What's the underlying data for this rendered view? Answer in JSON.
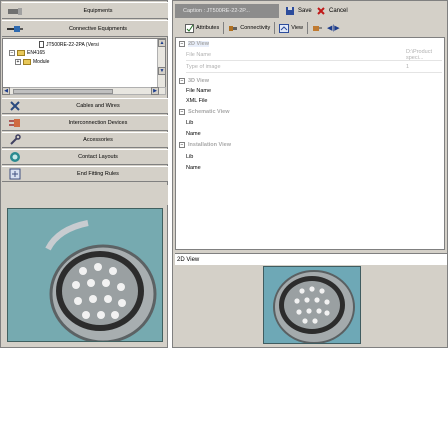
{
  "colors": {
    "panel_bg": "#d4d0c8",
    "caption_bg": "#8c8c8c",
    "section_header": "#a8a8a8",
    "photo_bg": "#76aab0"
  },
  "nav": {
    "equipments": "Equipments",
    "connective_equipments": "Connective Equipments",
    "cables_wires": "Cables and Wires",
    "interconnection_devices": "Interconnection Devices",
    "accessories": "Accessories",
    "contact_layouts": "Contact Layouts",
    "end_fitting_rules": "End Fitting Rules"
  },
  "tree": {
    "items": [
      {
        "plus": "",
        "label": "JT500RE-22-2PA (Versi"
      },
      {
        "plus": "−",
        "label": "EN4165"
      },
      {
        "plus": "+",
        "label": "Module"
      }
    ]
  },
  "toolbar": {
    "caption": "Caption : JT500RE-22-2P...",
    "save": "Save",
    "cancel": "Cancel",
    "attributes": "Attributes",
    "connectivity": "Connectivity",
    "view": "View"
  },
  "properties": {
    "sections": {
      "2d_view": "2D View",
      "3d_view": "3D View",
      "schematic_view": "Schematic View",
      "installation_view": "Installation View"
    },
    "file_name": "File Name",
    "file_name_value": "D:\\Product speci...",
    "type_of_image": "Type of image",
    "type_of_image_value": "1",
    "3d_file_name": "File Name",
    "xml_file": "XML File",
    "schematic_lib": "Lib",
    "schematic_name": "Name",
    "installation_lib": "Lib",
    "installation_name": "Name"
  },
  "view_panel": {
    "title": "2D View"
  }
}
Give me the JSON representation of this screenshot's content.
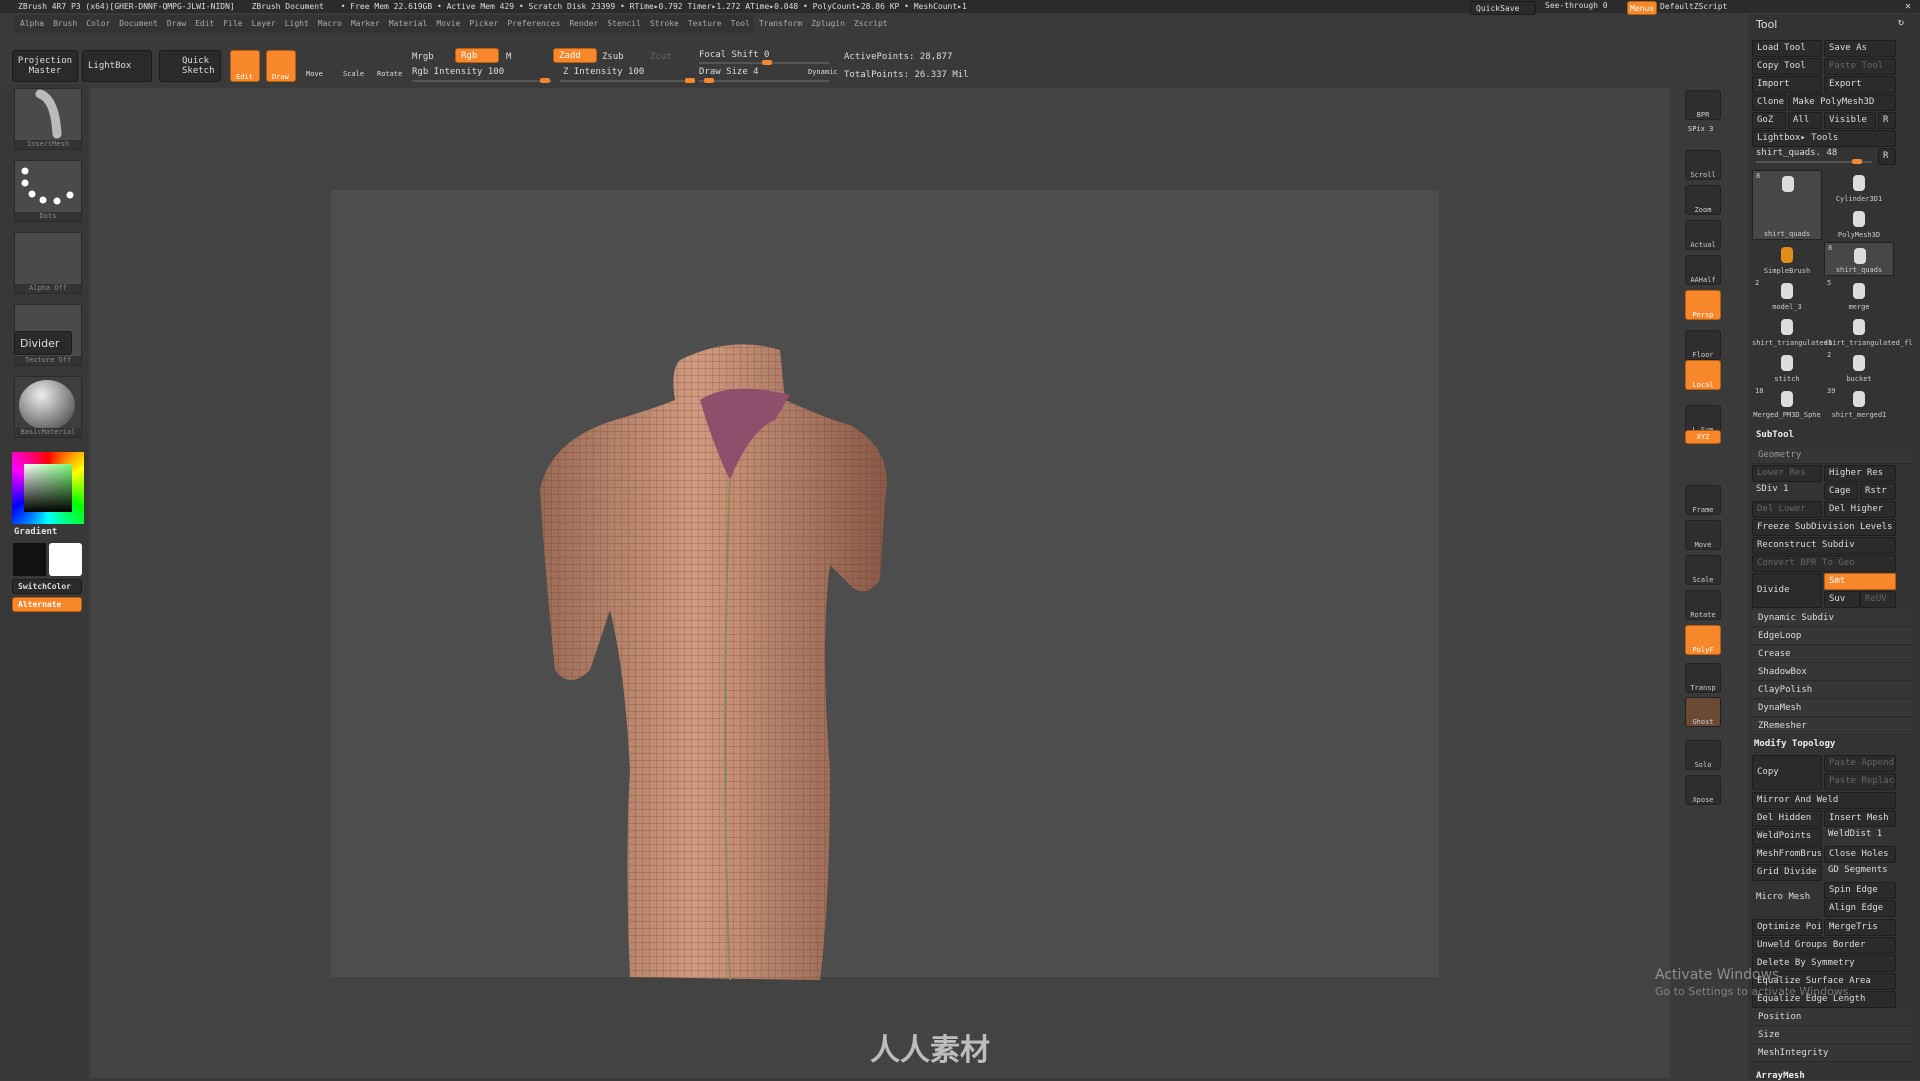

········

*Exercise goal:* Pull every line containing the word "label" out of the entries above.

*Reply to the task:*
        "label": "JT500RE-22-2PA (Versi"
        "label": "EN4165"
        "label": "Module"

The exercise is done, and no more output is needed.